NEW YORK — The Red Sox suffered one final indignity on Wednesday night before their sorry season came to an end.
In what was surely their final game under manager Bobby Valentine, the Sox were embarrassed, 14-2, by the Yankees, then watched their rivals celebrate the American League East title.
Robinson Cano and Curtis Granderson each hit two home runs and combined to drive in 10 runs.
The Red Sox ended the season 69-93, their lowest point since the 1965 team lost 100 games.
For a generation of fans, this was the worst team of their lifetime. The Sox lost their final eight games, the longest streak since 2001. In all, they dropped an incredible 22 of their final 29 games, including 12 of the last 13.
Valentine could get fired as soon as Thursday morning. For the second straight season, the Red Sox will be looking for a new manager.
“I’m not going to talk about it,’’ general manager Ben Cherington said with a stone face.
Valentine took a long look at the field from the top step of the dugout when the game ended, before speaking briefly to his players. His postgame press conference was a study in restraint.
“Very disappointing season, extremely disappointing,’’ he said. “I don’t know how it could be more challenging than this season.’’
Is he worried about his job security?
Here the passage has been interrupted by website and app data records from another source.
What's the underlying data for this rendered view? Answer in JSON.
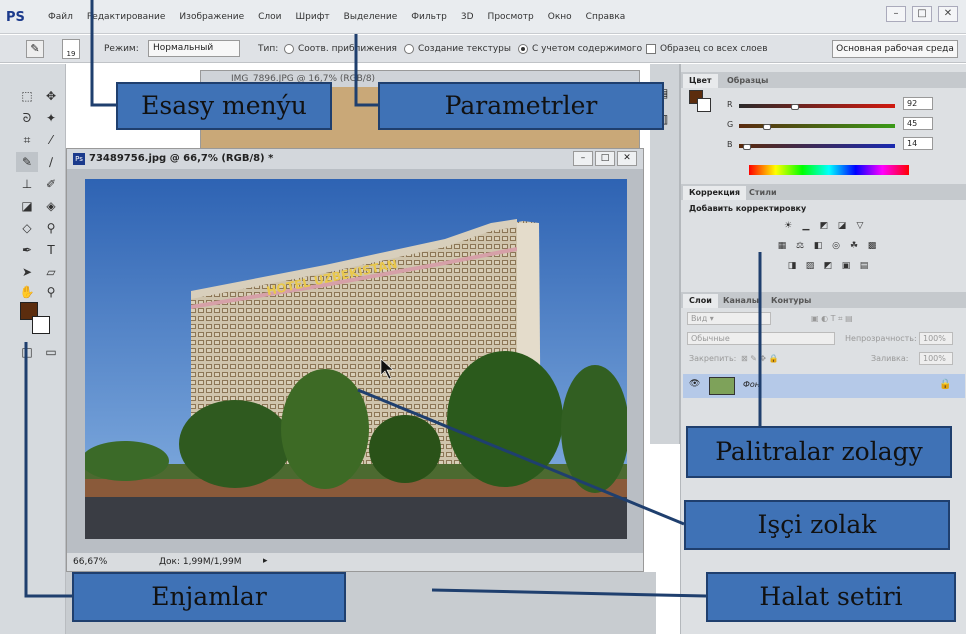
{
  "menubar": {
    "logo": "PS",
    "items": [
      "Файл",
      "Редактирование",
      "Изображение",
      "Слои",
      "Шрифт",
      "Выделение",
      "Фильтр",
      "3D",
      "Просмотр",
      "Окно",
      "Справка"
    ],
    "window_controls": [
      "–",
      "□",
      "✕"
    ]
  },
  "options": {
    "brush_size": "19",
    "mode_label": "Режим:",
    "mode_value": "Нормальный",
    "type_label": "Тип:",
    "type_opt1": "Соотв. приближения",
    "type_opt2": "Создание текстуры",
    "type_opt3": "С учетом содержимого",
    "sample_all": "Образец со всех слоев",
    "workspace": "Основная рабочая среда"
  },
  "bg_document": {
    "title": "IMG_7896.JPG @ 16,7% (RGB/8)"
  },
  "document": {
    "title": "73489756.jpg @ 66,7% (RGB/8) *",
    "controls": [
      "–",
      "□",
      "✕"
    ],
    "zoom": "66,67%",
    "doc_size": "Док: 1,99M/1,99M",
    "hotel_sign": "HOTEL UZBEKISTAN"
  },
  "colors": {
    "tabs": [
      "Цвет",
      "Образцы"
    ],
    "r_label": "R",
    "r_value": "92",
    "g_label": "G",
    "g_value": "45",
    "b_label": "B",
    "b_value": "14",
    "r_level": 0.36,
    "g_level": 0.18,
    "b_level": 0.05,
    "foreground": "#5c2d0e"
  },
  "adjustments": {
    "tabs": [
      "Коррекция",
      "Стили"
    ],
    "title": "Добавить корректировку"
  },
  "layers": {
    "tabs": [
      "Слои",
      "Каналы",
      "Контуры"
    ],
    "kind_filter": "Вид",
    "blend_mode": "Обычные",
    "opacity_label": "Непрозрачность:",
    "opacity_value": "100%",
    "lock_label": "Закрепить:",
    "fill_label": "Заливка:",
    "fill_value": "100%",
    "layer_name": "Фон"
  },
  "callouts": {
    "menu": "Esasy menýu",
    "options": "Parametrler",
    "panels": "Palitralar zolagy",
    "canvas": "Işçi zolak",
    "tools": "Enjamlar",
    "status": "Halat setiri"
  }
}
“My life will be fine,’’ Valentine said.
The victory gave the Yankees (95-67) home-field advantage throughout the American League playoffs. They will start the postseason Sunday at Baltimore or Texas.
The Red Sox, fittingly, sent their worst starter to the mound for the final game.
Daisuke Matsuzaka, pitching on 13 days’ rest, performed like he has for the last four seasons, giving up five runs before being taken out in the third inning of what was surely his final game with the team.
“I didn’t expect my six years to end the way it did. It’s really hard on me mentally for a while now,’’ Matsuzaka said through an interpreter. “But there were some great memories . . . I’m really disappointed and very apologetic that I wasn’t able to perform to my expectations.’’
Matsuzaka would end his Boston career at 50-37 with a 4.52 ERA. Counting the posting fee paid to his team in Japan in 2005, it cost the Red Sox $103 million to get 668⅓ innings of below-average pitching for six seasons.
Matsuzaka retired the Yankees in order on six pitches in the first inning. It was only a tease.
Cano led off the bottom of the second with a single before Matsuzaka walked Nick Swisher. With one out, Matsuzaka left a 91-mile-per-hour fastball over the plate and Granderson sent it deep into the stands in right field.
Matsuzaka (1-7) didn’t survive the third inning. Alex Rodriguez singled before Cano launched a home run into the second deck in right, a monumental shot.
When Swisher followed with a single, Valentine finally pulled Matsuzaka from the game.
It was the fifth time in his last seven starts that Matsuzaka was unable to get through four innings.
The Yankees added to their lead in the fifth inning against Clayton Mortensen when Rodriguez doubled to left and Cano hit his second home run, again to right field. That made it 7-1.
The lead grew to 9-1 in the sixth. After Pedro Beato loaded the bases with one out, Scott Atchison was called in to face Cano and allowed a two-run single to right. That Cano didn’t hit it out seemed like a victory.
The single left Cano 24 of 39 (.615) with seven doubles, three home runs, and 14 RBIs over nine games. As the Yankees start pursuit of another championship, Cano has become their best player.
Granderson hit his second homer of the game in the seventh inning, a shot to right-center off righthander Chris Carpenter.
Carpenter is the pitcher the Red Sox obtained from the Cubs as compensation for general manager Theo Epstein walking away from the Sox after last September’s historic collapse. Epstein’s Cubs lost 101 games.
Granderson joined Joe DiMaggio, Lou Gehrig, Mickey Mantle, Roger Maris, Tino Martinez, Alex Rodriguez, and Babe Ruth as the only Yankees to hit at least 43 home runs in a season.
The Yankees hit 245 home runs, a franchise record. They hit 43 against the Red Sox, another record. The Sox were 5-13 against the Yankees, the worst record against their rivals since 2001. They were outscored, 116-70.
As Matsuzaka and the Red Sox bullpen struggled, Hiroki Kuroda (16-11) methodically dispatched the Sox.
He allowed a run in the first inning when Jacoby Ellsbury, playing in his second consecutive game, walked and scored on a two-out single by Cody Ross.
The Sox did not score again until the seventh inning when Yankee killer Pedro Ciriaco doubled and scored on a two-out single by rookie Jose Iglesias. It was the second RBI of the season for Iglesias in 77 plate appearances.
“Nobody feels worse than we do,’’ Ross said. “We kept battling and didn’t give up. That’s all you can ask for when you have a tough season like we did.’’
Before the game, Valentine was asked about the obstacles he faced in trying to guide the fractured Red Sox. He dismissed the question with a wave.
“I had every opportunity to succeed,’’ he said, “and didn’t.’’